Much of it has to do with rebranding. This includes ‘pinkwashing’ attempting to present Israel as a liberal haven for the LGBT community. It also includes ‘greenwashing’, a “propaganda campaign of smoke and mirrors to conceal some of Israel’s most troubling, environmentally destructive and criminal activities, many directly linked to military occupation and colonization.”
One of the largest areas of countering BDS is within the universities of the U.S., the “David Project”. This program targets teachers and students, it attempts to intimidate institutions, misuses civil rights laws, and attempts to criminalize campus behaviors. A relatively long comparison is made between these actions and the U.S./Arizona actions with Hispanics, including walls along the Mexican border and the ‘other’ described as ‘terrorists’.

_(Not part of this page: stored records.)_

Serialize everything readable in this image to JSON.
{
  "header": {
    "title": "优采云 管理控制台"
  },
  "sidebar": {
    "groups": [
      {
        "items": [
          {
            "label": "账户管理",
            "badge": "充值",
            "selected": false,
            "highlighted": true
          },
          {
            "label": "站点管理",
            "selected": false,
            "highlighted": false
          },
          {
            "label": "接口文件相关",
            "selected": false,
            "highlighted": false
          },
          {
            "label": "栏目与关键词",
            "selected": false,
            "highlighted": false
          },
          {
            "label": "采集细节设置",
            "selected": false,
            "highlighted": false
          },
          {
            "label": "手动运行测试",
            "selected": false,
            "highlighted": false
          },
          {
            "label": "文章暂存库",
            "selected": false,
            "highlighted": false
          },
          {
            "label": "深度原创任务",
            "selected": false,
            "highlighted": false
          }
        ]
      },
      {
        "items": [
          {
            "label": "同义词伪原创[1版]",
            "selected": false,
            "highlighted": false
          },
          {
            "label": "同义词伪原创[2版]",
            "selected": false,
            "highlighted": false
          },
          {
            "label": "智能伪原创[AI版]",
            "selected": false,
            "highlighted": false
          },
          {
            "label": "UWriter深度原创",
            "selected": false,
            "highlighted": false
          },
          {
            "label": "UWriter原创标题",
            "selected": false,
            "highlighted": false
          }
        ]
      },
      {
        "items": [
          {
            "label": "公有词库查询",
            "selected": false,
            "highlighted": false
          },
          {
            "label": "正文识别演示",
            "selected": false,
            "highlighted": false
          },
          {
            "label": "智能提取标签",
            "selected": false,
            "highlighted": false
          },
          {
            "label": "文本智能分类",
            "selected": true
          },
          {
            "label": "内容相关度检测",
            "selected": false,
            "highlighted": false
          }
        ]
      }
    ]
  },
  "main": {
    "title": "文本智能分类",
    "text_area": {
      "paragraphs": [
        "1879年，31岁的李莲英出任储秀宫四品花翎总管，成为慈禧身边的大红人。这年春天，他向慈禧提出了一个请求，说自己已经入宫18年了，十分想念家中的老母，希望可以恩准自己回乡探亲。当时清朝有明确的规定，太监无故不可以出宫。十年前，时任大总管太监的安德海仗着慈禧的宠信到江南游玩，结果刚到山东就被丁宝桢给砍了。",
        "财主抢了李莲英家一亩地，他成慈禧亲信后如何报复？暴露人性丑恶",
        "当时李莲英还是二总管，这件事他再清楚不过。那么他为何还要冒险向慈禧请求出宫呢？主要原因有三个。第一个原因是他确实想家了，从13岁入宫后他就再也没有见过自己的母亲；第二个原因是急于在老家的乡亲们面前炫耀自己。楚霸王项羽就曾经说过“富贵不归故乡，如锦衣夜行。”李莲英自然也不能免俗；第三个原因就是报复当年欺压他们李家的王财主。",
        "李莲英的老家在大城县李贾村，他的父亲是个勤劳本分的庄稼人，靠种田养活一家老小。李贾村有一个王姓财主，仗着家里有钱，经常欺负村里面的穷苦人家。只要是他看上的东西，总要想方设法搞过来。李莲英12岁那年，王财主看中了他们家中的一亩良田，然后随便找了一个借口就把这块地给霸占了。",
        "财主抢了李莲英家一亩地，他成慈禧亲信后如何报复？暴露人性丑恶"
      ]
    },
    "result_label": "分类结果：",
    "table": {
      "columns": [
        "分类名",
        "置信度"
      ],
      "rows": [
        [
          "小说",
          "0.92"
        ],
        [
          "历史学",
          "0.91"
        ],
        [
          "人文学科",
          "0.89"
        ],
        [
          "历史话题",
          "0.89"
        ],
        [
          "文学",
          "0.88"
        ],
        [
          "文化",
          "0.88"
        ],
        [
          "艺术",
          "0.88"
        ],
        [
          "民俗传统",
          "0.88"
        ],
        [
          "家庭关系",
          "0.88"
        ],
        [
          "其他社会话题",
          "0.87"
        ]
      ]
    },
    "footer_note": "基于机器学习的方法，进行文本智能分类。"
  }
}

As per Israeli sources, the negative view of Israel is increasing, in a “finding that indicates that public opinion is sharply out of step with official government policy.” No surprise there. Netanyahu has indicated that “it’s not about the facts, it’s about the defamation of Israel”—that it is an “image problem.” Again, very similar to U.S foreign policy. The Reut Institute, “a nonpartisan and nonprofit policy think tank in Tel Aviv designed to provide real-time, long-term strategic decision-support to Israel,” (nonprofit maybe, but never nonpartisan!) “tacitly conceded that resistance to Israel is based on genuine and justifiable grievances and the denial of Palestinian rights.”
In essence, BDS has shifted the focus of debate from that of Israeli victimhood and the virtues of neoliberal democracy to that of the voice of the Palestinian people.
The end of the two state solution’s endless negotiations and the increasing awareness created by the BDS movement highlight problems brought about by Israel onto itself.
The Battle for Justice in Palestine is a well-referenced, well-written, and well-argued presentation on the current state of affairs in Palestine. It is a strong update to events within that particular sector of global ideological manipulations.